◆ **What you will do**: Omit the pictures. Print each entry below exactly.

---*---

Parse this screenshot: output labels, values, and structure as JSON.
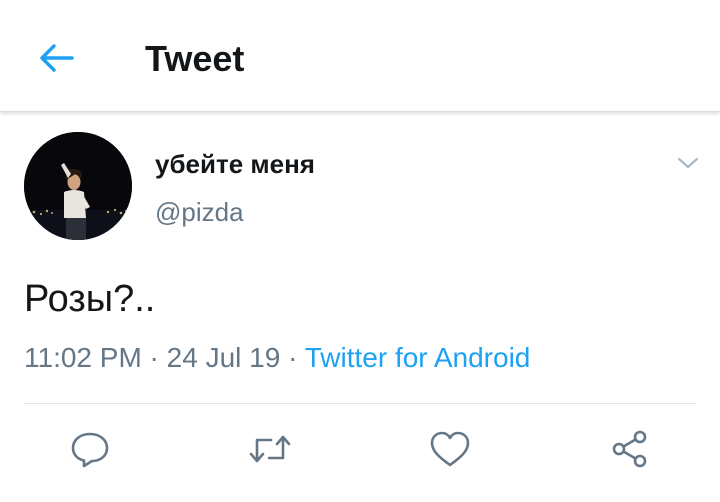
{
  "header": {
    "title": "Tweet",
    "back_icon": "arrow-left-icon"
  },
  "tweet": {
    "display_name": "убейте меня",
    "handle": "@pizda",
    "text": "Розы?..",
    "time": "11:02 PM",
    "separator": " · ",
    "date": "24 Jul 19",
    "source": "Twitter for Android"
  },
  "actions": {
    "reply_icon": "reply-icon",
    "retweet_icon": "retweet-icon",
    "like_icon": "heart-icon",
    "share_icon": "share-icon"
  },
  "colors": {
    "accent": "#1da1f2",
    "text_primary": "#14171a",
    "text_secondary": "#657786",
    "icon_gray": "#657786"
  }
}
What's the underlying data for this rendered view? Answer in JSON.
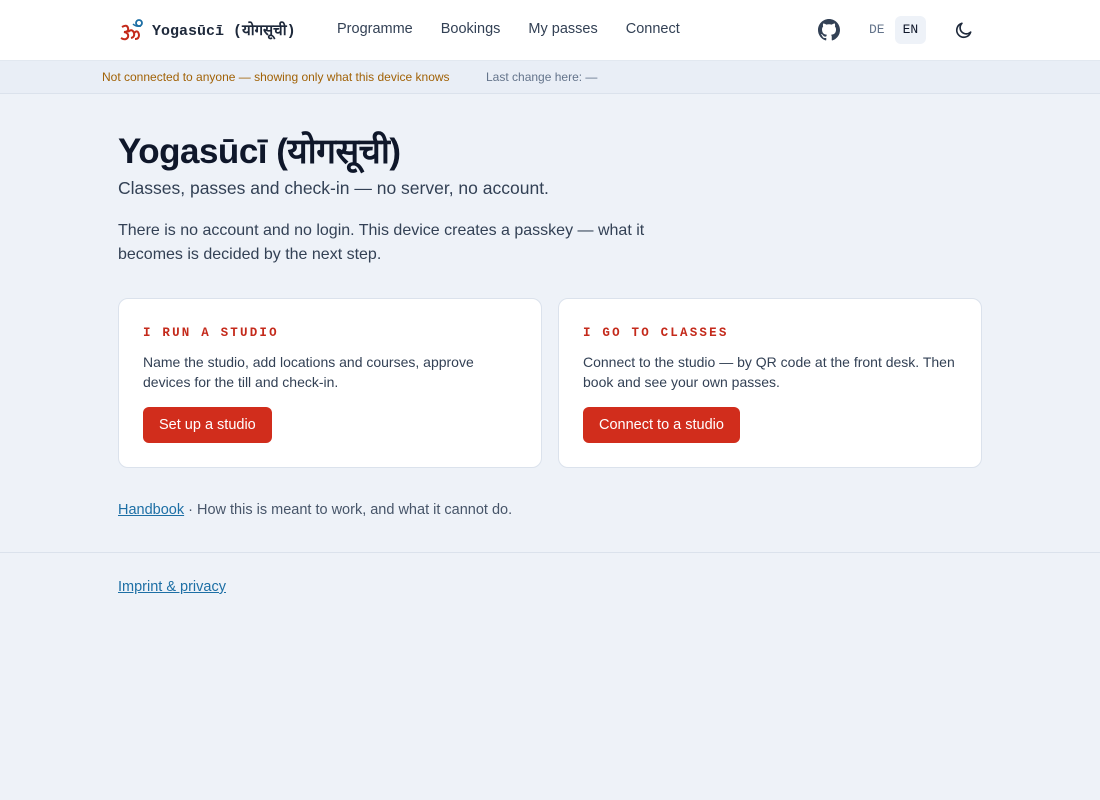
{
  "header": {
    "brand_name": "Yogasūcī (योगसूची)",
    "nav": [
      "Programme",
      "Bookings",
      "My passes",
      "Connect"
    ],
    "languages": [
      "DE",
      "EN"
    ],
    "active_language": "EN"
  },
  "status": {
    "connection": "Not connected to anyone — showing only what this device knows",
    "last_change": "Last change here: —"
  },
  "main": {
    "title": "Yogasūcī (योगसूची)",
    "subtitle": "Classes, passes and check-in — no server, no account.",
    "intro": "There is no account and no login. This device creates a passkey — what it becomes is decided by the next step.",
    "cards": [
      {
        "kicker": "I RUN A STUDIO",
        "text": "Name the studio, add locations and courses, approve devices for the till and check-in.",
        "button": "Set up a studio"
      },
      {
        "kicker": "I GO TO CLASSES",
        "text": "Connect to the studio — by QR code at the front desk. Then book and see your own passes.",
        "button": "Connect to a studio"
      }
    ],
    "handbook_link": "Handbook",
    "handbook_text": " · How this is meant to work, and what it cannot do."
  },
  "footer": {
    "imprint_link": "Imprint & privacy"
  },
  "colors": {
    "accent": "#d12d1c",
    "kicker": "#c42a1b",
    "warning_text": "#a16207",
    "link": "#1d6fa5",
    "background": "#eef2f8"
  },
  "icons": {
    "brand": "om-icon",
    "repo": "github-icon",
    "theme": "moon-icon"
  }
}
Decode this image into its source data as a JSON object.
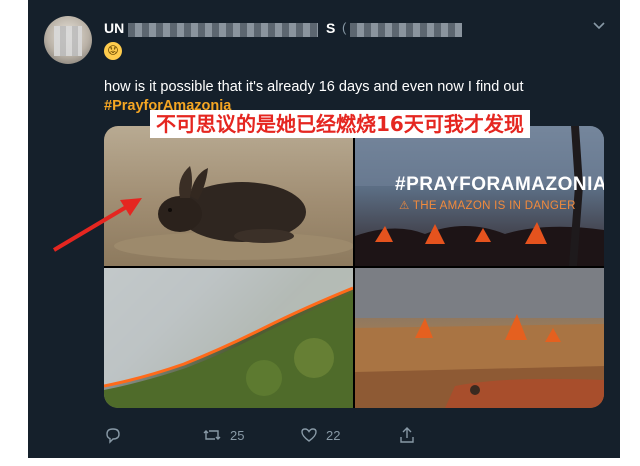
{
  "tweet": {
    "display_name_visible": "UN",
    "display_name_tail": "S",
    "handle_visible": "(",
    "emoji": "😟",
    "text": "how is it possible that it's already 16 days and even now I find out",
    "hashtag": "#PrayforAmazonia",
    "overlay_caption": "不可思议的是她已经燃烧16天可我才发现",
    "media": {
      "poster_title": "#PRAYFORAMAZONIA",
      "poster_subtitle": "THE AMAZON IS IN DANGER"
    },
    "actions": {
      "retweets": "25",
      "likes": "22"
    }
  },
  "colors": {
    "background": "#15202b",
    "hashtag": "#f5a623",
    "overlay_text": "#e52620",
    "arrow": "#e52620",
    "muted": "#8899a6"
  }
}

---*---

◆ **Response to this task**:
Parse this screenshot: output labels, values, and structure as JSON.
{
  "header": {
    "title": "Tweet",
    "back_icon": "arrow-left-icon"
  },
  "tweet": {
    "display_name": "убейте меня",
    "handle": "@pizda",
    "text": "Розы?..",
    "time": "11:02 PM",
    "separator": " · ",
    "date": "24 Jul 19",
    "source": "Twitter for Android"
  },
  "actions": {
    "reply_icon": "reply-icon",
    "retweet_icon": "retweet-icon",
    "like_icon": "heart-icon",
    "share_icon": "share-icon"
  },
  "colors": {
    "accent": "#1da1f2",
    "text_primary": "#14171a",
    "text_secondary": "#657786",
    "icon_gray": "#657786"
  }
}
What's the underlying data for this rendered view? Answer in JSON.
{
  "header": {
    "brand_name": "Yogasūcī (योगसूची)",
    "nav": [
      "Programme",
      "Bookings",
      "My passes",
      "Connect"
    ],
    "languages": [
      "DE",
      "EN"
    ],
    "active_language": "EN"
  },
  "status": {
    "connection": "Not connected to anyone — showing only what this device knows",
    "last_change": "Last change here: —"
  },
  "main": {
    "title": "Yogasūcī (योगसूची)",
    "subtitle": "Classes, passes and check-in — no server, no account.",
    "intro": "There is no account and no login. This device creates a passkey — what it becomes is decided by the next step.",
    "cards": [
      {
        "kicker": "I RUN A STUDIO",
        "text": "Name the studio, add locations and courses, approve devices for the till and check-in.",
        "button": "Set up a studio"
      },
      {
        "kicker": "I GO TO CLASSES",
        "text": "Connect to the studio — by QR code at the front desk. Then book and see your own passes.",
        "button": "Connect to a studio"
      }
    ],
    "handbook_link": "Handbook",
    "handbook_text": " · How this is meant to work, and what it cannot do."
  },
  "footer": {
    "imprint_link": "Imprint & privacy"
  },
  "colors": {
    "accent": "#d12d1c",
    "kicker": "#c42a1b",
    "warning_text": "#a16207",
    "link": "#1d6fa5",
    "background": "#eef2f8"
  },
  "icons": {
    "brand": "om-icon",
    "repo": "github-icon",
    "theme": "moon-icon"
  }
}
Decode this image into its source data as a JSON object.
{
  "tweet": {
    "display_name_visible": "UN",
    "display_name_tail": "S",
    "handle_visible": "(",
    "emoji": "😟",
    "text": "how is it possible that it's already 16 days and even now I find out",
    "hashtag": "#PrayforAmazonia",
    "overlay_caption": "不可思议的是她已经燃烧16天可我才发现",
    "media": {
      "poster_title": "#PRAYFORAMAZONIA",
      "poster_subtitle": "THE AMAZON IS IN DANGER"
    },
    "actions": {
      "retweets": "25",
      "likes": "22"
    }
  },
  "colors": {
    "background": "#15202b",
    "hashtag": "#f5a623",
    "overlay_text": "#e52620",
    "arrow": "#e52620",
    "muted": "#8899a6"
  }
}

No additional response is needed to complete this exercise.